=== EXCERPTED DATA ===

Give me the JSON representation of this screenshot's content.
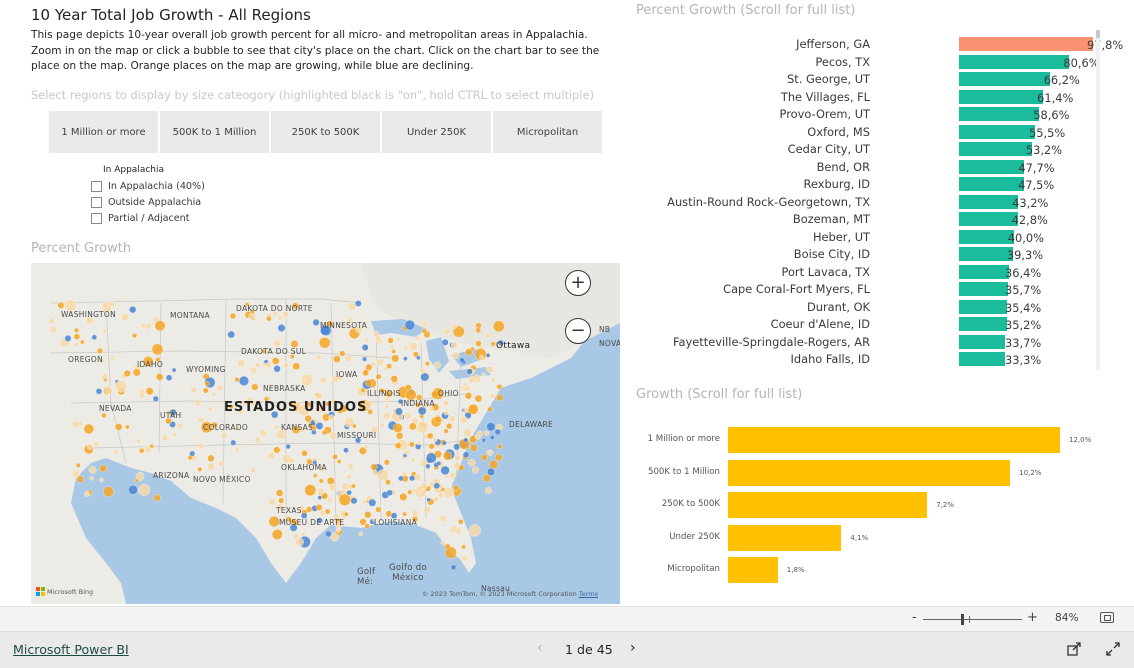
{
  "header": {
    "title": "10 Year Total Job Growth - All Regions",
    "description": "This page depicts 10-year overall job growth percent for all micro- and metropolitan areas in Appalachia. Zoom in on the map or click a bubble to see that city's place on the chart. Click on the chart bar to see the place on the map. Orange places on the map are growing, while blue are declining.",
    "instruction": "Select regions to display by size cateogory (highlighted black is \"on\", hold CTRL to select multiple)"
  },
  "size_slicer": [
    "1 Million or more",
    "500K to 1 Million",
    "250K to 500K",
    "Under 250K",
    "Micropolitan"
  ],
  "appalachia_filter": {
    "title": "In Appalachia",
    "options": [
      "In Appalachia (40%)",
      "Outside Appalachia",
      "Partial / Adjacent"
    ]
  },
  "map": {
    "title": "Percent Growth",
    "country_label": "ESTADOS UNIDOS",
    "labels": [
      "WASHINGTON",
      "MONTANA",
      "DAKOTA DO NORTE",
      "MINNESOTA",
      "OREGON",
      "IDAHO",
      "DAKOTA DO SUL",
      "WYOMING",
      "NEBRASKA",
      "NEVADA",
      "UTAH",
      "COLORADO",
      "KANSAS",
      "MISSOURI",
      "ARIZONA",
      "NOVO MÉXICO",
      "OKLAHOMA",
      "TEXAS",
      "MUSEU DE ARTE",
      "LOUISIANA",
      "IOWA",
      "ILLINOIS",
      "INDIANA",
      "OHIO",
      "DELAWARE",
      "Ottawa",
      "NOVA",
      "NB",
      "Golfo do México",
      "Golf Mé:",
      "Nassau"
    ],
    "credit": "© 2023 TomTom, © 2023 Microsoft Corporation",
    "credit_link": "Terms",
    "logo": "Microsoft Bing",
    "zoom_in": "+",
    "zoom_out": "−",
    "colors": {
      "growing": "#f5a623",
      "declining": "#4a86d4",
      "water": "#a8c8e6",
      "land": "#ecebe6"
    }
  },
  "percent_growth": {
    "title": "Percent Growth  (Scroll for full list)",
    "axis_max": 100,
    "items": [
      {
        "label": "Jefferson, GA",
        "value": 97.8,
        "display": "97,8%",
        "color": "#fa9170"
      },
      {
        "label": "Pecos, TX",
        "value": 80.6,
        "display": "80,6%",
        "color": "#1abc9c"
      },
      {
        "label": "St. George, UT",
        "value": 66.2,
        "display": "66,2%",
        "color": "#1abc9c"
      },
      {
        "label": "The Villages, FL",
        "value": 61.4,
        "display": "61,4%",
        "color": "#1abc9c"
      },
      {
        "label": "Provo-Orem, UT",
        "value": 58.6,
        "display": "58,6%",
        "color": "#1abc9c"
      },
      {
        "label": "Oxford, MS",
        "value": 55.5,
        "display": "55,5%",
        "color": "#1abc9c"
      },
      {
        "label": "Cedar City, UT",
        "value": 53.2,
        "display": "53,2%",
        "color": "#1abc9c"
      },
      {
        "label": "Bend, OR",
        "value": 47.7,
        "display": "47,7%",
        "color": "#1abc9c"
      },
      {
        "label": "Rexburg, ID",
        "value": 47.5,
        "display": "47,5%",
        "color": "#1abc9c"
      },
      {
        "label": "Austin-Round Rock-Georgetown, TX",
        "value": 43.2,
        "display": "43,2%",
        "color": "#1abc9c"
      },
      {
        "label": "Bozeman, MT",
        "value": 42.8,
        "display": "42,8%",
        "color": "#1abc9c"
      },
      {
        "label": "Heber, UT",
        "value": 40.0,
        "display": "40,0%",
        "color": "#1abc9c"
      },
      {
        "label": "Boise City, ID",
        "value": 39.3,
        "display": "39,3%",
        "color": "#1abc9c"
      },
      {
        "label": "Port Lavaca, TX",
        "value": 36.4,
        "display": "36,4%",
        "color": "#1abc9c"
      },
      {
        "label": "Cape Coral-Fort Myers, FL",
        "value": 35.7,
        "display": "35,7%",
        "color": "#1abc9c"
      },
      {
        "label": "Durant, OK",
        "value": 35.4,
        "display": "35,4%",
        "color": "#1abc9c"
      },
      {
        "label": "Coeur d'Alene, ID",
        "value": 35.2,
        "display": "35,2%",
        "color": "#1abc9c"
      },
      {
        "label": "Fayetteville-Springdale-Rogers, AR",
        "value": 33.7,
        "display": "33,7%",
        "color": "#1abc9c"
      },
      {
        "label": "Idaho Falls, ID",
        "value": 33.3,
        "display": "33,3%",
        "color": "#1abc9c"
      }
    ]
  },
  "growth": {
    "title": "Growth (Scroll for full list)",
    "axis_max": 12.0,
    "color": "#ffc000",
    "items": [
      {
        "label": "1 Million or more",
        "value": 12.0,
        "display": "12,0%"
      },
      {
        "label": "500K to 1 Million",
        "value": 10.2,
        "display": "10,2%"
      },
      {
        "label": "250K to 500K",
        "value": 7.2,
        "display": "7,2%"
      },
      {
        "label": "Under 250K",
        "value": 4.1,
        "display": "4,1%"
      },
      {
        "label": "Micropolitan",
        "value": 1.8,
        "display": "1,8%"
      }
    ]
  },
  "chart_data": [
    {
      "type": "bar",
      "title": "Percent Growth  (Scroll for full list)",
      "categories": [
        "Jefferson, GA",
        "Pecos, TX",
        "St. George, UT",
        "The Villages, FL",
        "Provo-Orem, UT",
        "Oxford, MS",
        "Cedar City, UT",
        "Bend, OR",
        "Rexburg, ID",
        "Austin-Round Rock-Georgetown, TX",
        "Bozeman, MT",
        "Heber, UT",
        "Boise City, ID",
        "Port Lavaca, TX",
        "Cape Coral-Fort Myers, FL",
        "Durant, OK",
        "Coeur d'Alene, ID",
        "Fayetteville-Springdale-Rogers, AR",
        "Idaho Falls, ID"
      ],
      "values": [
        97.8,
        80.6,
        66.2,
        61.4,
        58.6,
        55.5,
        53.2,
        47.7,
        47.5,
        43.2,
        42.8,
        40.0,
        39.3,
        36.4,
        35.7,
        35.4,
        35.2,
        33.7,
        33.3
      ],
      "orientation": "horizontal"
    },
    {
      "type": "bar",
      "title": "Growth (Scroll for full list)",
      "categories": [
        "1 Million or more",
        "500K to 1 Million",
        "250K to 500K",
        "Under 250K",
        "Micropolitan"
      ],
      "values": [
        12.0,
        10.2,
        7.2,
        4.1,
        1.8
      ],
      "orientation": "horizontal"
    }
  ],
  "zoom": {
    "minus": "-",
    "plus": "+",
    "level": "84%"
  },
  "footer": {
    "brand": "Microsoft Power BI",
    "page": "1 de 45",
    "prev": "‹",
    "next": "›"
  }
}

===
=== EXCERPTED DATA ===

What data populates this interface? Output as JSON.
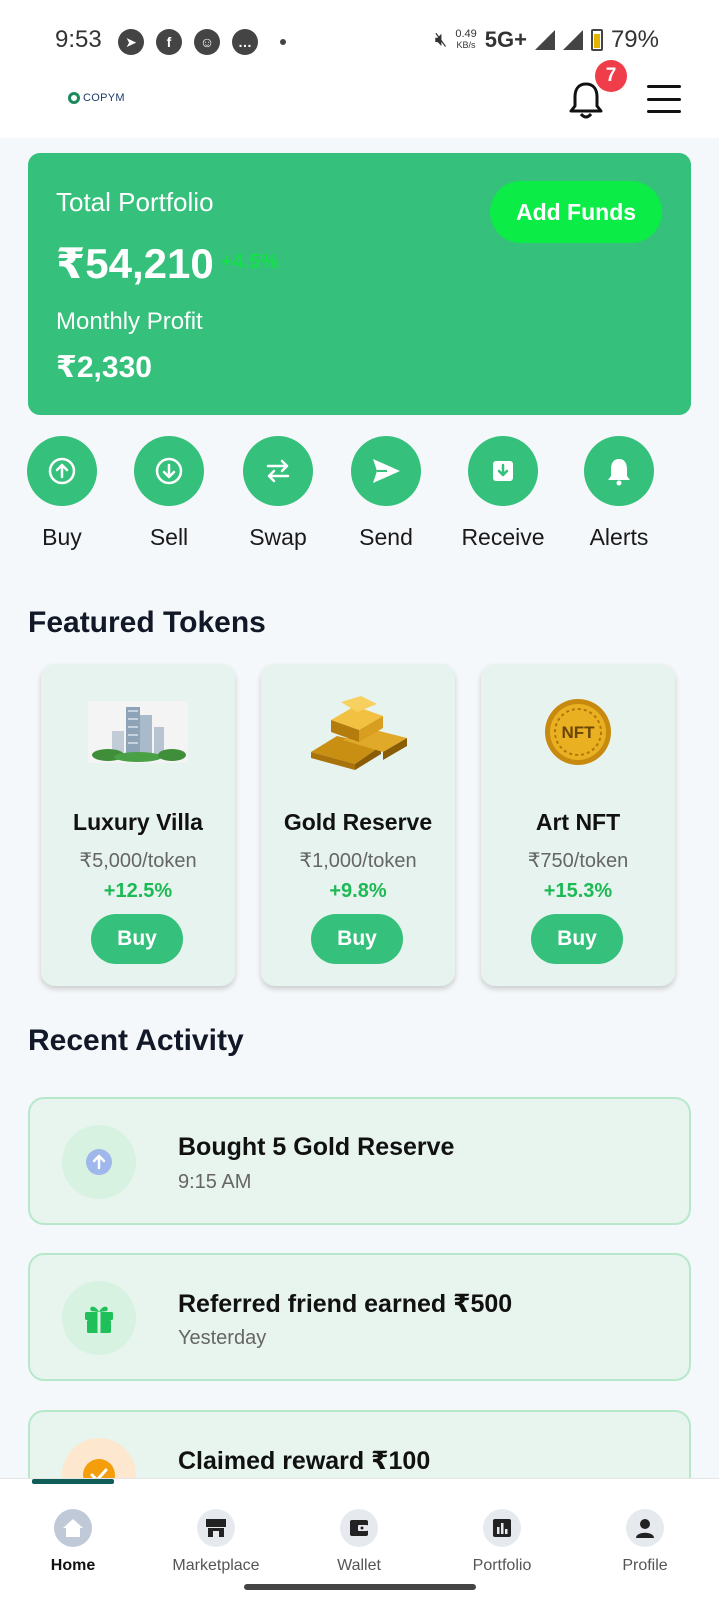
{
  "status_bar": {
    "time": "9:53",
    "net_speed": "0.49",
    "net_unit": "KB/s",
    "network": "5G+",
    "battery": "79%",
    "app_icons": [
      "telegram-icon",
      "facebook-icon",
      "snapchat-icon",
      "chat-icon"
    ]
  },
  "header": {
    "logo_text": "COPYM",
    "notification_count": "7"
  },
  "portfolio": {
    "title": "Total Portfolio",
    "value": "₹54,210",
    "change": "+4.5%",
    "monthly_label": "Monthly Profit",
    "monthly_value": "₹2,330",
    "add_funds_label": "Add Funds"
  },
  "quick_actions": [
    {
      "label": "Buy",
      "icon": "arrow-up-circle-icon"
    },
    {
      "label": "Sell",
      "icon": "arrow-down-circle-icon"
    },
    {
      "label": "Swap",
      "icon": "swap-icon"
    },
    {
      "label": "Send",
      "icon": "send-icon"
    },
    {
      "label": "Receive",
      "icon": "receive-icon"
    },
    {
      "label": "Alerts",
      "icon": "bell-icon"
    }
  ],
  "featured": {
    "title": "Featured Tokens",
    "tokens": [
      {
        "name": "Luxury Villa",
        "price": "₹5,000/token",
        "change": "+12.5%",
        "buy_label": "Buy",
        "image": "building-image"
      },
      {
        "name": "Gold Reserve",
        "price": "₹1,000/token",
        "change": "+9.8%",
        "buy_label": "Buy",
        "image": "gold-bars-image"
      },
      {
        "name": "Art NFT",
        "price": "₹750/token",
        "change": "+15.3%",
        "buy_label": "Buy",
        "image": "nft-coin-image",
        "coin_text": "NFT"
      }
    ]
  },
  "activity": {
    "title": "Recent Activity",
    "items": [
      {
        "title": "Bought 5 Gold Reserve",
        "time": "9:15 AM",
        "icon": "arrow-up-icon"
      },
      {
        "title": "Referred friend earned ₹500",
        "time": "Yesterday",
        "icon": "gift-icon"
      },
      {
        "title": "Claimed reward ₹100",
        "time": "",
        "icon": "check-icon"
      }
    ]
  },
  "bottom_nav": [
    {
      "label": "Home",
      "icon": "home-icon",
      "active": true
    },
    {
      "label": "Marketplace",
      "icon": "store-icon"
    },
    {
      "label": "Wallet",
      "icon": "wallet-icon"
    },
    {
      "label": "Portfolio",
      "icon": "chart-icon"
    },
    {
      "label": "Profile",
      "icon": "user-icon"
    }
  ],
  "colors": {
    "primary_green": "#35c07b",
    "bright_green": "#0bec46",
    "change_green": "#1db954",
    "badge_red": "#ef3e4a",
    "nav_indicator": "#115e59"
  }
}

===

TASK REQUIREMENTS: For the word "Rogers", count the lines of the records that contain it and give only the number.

ANSWER TO THIS TASK: 2